If you have reason to believe that your interaction with us is no longer secure, you must immediately notify us of the problem by contacting us at info@jdsupra.com. In the unlikely event that we believe that the security of your user information in our possession or control may have been compromised, we may seek to notify you of that development and, if so, will endeavor to do so as promptly as practicable under the circumstances.

Sharing and Disclosure of Information JD Supra Collects

Except as otherwise described in this privacy statement, JD Supra will not disclose personal information to any third party unless we believe that disclosure is necessary to: (1) comply with applicable laws; (2) respond to governmental inquiries or requests; (3) comply with valid legal process; (4) protect the rights, privacy, safety or property of JD Supra, users of the Service, Website visitors or the public; (5) permit us to pursue available remedies or limit the damages that we may sustain; and (6) enforce our Terms & Conditions of Use.

In the event there is a change in the corporate structure of JD Supra such as, but not limited to, merger, consolidation, sale, liquidation or transfer of substantial assets, JD Supra may, in its sole discretion, transfer, sell or assign information collected on and through the Service to one or more affiliated or unaffiliated third parties.
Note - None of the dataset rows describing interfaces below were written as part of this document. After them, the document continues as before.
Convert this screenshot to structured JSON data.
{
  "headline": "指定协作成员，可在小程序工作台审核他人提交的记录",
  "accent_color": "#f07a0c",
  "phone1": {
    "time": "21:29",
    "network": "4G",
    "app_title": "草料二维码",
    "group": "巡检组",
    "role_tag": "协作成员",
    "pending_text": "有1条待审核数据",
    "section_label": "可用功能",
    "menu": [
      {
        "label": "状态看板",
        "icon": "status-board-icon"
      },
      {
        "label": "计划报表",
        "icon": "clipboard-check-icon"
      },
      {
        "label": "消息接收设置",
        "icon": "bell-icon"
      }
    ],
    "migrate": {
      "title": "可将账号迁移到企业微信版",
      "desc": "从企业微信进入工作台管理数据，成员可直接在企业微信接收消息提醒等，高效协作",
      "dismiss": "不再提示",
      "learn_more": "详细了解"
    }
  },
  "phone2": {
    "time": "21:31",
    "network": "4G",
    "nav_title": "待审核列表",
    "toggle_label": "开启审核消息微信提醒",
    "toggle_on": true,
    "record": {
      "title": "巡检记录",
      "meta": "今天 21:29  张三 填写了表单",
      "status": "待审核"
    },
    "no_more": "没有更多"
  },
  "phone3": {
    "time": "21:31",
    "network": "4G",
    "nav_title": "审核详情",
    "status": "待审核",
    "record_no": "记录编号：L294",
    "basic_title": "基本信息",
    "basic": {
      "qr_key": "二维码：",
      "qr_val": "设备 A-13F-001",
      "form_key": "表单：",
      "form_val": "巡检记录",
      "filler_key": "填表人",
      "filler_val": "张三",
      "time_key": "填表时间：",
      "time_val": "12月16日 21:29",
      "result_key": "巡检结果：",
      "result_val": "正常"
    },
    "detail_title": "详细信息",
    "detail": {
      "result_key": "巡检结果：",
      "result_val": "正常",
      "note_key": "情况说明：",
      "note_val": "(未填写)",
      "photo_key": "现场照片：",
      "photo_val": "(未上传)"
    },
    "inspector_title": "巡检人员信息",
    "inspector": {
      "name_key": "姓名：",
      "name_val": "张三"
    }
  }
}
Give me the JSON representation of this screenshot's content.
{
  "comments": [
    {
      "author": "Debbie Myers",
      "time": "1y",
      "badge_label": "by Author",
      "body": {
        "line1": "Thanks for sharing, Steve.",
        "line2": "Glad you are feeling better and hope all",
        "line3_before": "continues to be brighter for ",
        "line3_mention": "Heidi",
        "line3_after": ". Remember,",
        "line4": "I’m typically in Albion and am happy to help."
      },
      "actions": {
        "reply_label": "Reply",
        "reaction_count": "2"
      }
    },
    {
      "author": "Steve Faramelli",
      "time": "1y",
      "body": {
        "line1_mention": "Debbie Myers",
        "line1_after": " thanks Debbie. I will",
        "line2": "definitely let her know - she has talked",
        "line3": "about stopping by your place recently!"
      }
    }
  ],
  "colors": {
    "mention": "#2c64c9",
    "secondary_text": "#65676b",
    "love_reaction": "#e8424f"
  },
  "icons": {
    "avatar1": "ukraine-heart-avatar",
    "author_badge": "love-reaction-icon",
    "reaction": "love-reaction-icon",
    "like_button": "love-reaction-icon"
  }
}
Links to Other Websites

This Website and the Service may contain links to other websites. The operator of such other websites may collect information about you, including through cookies or other technologies. If you are using the Service through the Website and link to another site, you will leave the Website and this Policy will not apply to your use of and activity on those other sites. We encourage you to read the legal notices posted on those sites, including their privacy policies. We shall have no responsibility or liability for your visitation to, and the data collection and use practices of, such other sites. This Policy applies solely to the information collected in connection with your use of this Website and does not apply to any practices conducted offline or in connection with any other websites.

Changes in Our Privacy Policy

We reserve the right to change this Policy at any time. Please refer to the date at the top of this page to determine when this Policy was last revised. Any changes to our privacy policy will become effective upon posting of the revised policy on the Website. By continuing to use the Service or Website following such changes, you will be deemed to have agreed to such changes. If you do not agree with the terms of this Policy, as it may be amended from time to time, in whole or part, please do not continue using the Service or the Website.

Contacting JD Supra

If you have any questions about this privacy statement, the practices of this site, your dealings with this Web site, or if you would like to change any of the information you have provided to us, please contact us at: info@jdsupra.com.

- hide
*With LinkedIn, you don't need to create a separate login to manage your free JD Supra account, and we can make suggestions based on your needs and interests. We will not post anything on LinkedIn in your name. Or, sign up using your email address.
Feedback? Tell us what you think of the new jdsupra.com!